Tribute, Rehnquist, Innsbruck, And St. Mary’S University, Vincent R. Johnson

Faculty Articles

William H. Rehnquist served as the seventeenth Chief Justice of the United States. During this time, the Chief Justice taught for St. Mary’s University School of Law over four summers, two weeks each July in 1991, 1994, 1998, and 2000. Chief Justice Rehnquist lectured on the Supreme Court in United States History as part of the law school’s Institute on World Legal Problems in Innsbruck, Austria. Chief Justice Rehnquist felt welcome in Innsbruck, and had earned the St. Mary’s faculty’s fond regard and the students’ admiration.

The memories of the summers spent in Innsbruck with Chief ...


Justice Tom C. Clark’S Legacy In The Field Of Legal Ethics, Vincent R. Johnson Jan 2005

Justice Tom C. Clark’S Legacy In The Field Of Legal Ethics, Vincent R. Johnson

Faculty Articles

Justice Tom C. Clark served as this nation’s Attorney General and as a Supreme Court Justice during a pivotal time in this nation’s history; however, his greatest legacy is the tremendous impact he and the Clark Report, whose development he oversaw, has in the area of lawyer discipline and ethics. Prior to the Clark Report, there existed a “scandalous situation” with respect to lawyer discipline; however, in the subsequent decades, revolutionary change has occurred. That change is largely attributable to Justice Clark, whether directly or indirectly, as was found in 1992 by the American Bar Association in its ...


The Effect Of 8 U. S. C. 1324(D) In Transporting Prosecutions: Does The Confrontation Clause Still Apply To Alien Defendants, Donna F. Coltharp Jan 2003

The Effect Of 8 U. S. C. 1324(D) In Transporting Prosecutions: Does The Confrontation Clause Still Apply To Alien Defendants, Donna F. Coltharp

Faculty Articles

No abstract provided.


Writing In The Margins: Brennan, Marshall, And The Inherent Weaknesses Of Liberal Judicial Decision-Making (Essay), Donna F. Coltharp Jan 1997

Writing In The Margins: Brennan, Marshall, And The Inherent Weaknesses Of Liberal Judicial Decision-Making (Essay), Donna F. Coltharp

Faculty Articles

No abstract provided.


Up In Smoke: Fourth Amendment Rights And The Burger Court, Gerald S. Reamey Jan 1992

Up In Smoke: Fourth Amendment Rights And The Burger Court, Gerald S. Reamey

Faculty Articles

When Warren Burger was appointed Chief Justice in 1969, he was expected to lead the Supreme Court away from its liberal, value-laden approach to constitutional adjudication.
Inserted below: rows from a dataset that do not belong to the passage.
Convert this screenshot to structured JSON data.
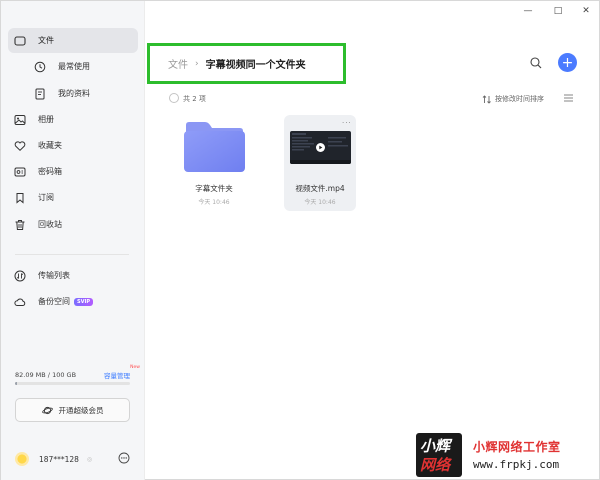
{
  "window": {
    "controls": [
      "—",
      "□",
      "✕"
    ]
  },
  "sidebar": {
    "items": [
      {
        "label": "文件",
        "icon": "file-icon",
        "active": true
      },
      {
        "label": "最常使用",
        "icon": "clock-icon"
      },
      {
        "label": "我的资料",
        "icon": "document-icon"
      },
      {
        "label": "相册",
        "icon": "photo-icon"
      },
      {
        "label": "收藏夹",
        "icon": "heart-icon"
      },
      {
        "label": "密码箱",
        "icon": "safe-icon"
      },
      {
        "label": "订阅",
        "icon": "bookmark-icon"
      },
      {
        "label": "回收站",
        "icon": "trash-icon"
      },
      {
        "label": "传输列表",
        "icon": "transfer-icon"
      },
      {
        "label": "备份空间",
        "icon": "cloud-icon",
        "badge": "SVIP"
      }
    ],
    "storage": {
      "used_text": "82.09 MB / 100 GB",
      "manage_link": "容量管理",
      "new_tag": "New",
      "used_fraction": 0.0008
    },
    "vip_button": "开通超级会员",
    "user": {
      "name": "187***128",
      "dot": "◎"
    }
  },
  "main": {
    "breadcrumb": {
      "root": "文件",
      "separator": "›",
      "current": "字幕视频同一个文件夹"
    },
    "toolbar": {
      "add_label": "+"
    },
    "list_header": {
      "count_text": "共 2 项",
      "sort_label": "按修改时间排序"
    },
    "files": [
      {
        "name": "字幕文件夹",
        "time": "今天 10:46",
        "type": "folder"
      },
      {
        "name": "视频文件.mp4",
        "time": "今天 10:46",
        "type": "video",
        "more": "···"
      }
    ]
  },
  "watermark": {
    "logo_top": "小辉",
    "logo_bottom": "网络",
    "name": "小辉网络工作室",
    "url": "www.frpkj.com"
  },
  "colors": {
    "accent": "#4b7bff",
    "highlight_box": "#2dbd2d",
    "folder": "#7b8cf5"
  }
}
Indeed, a retrospective of the court’s work during the seventeen years Warren Burger served as Chief Justice reveals the expected conservative trend of the Chief Justice himself, as well as the Supreme Court generally. It does not, however, reflect wholesale rejection of the most controversial civil liberties decisions rendered by the Warren Court. It is also unclear that Chief Justice Burger was responsible for the Court’s retrenchment on civil liberties where it ...


Dutiful Justice (Book Review), Michael S. Ariens Jan 1991

Dutiful Justice (Book Review), Michael S. Ariens

Faculty Articles

Sheldon Novick’s biography, Honorable Justice: The Life of Oliver Wendell Holmes, is a traditional biography of one of the most important public figures in the United States since the Civil War.

Although the author disclaims it, Honorable Justice is a defense of Holmes. Novick writes of some of Holmes’ faults, but too often Holmes’ human imperfections are defended as strengths. It appears that Novick was trying hard to defend Holmes from late twentieth century critiques. This defense of Holmes seems a misguided attempt to re(de)ify Holmes to a group of readers which will likely include a large ...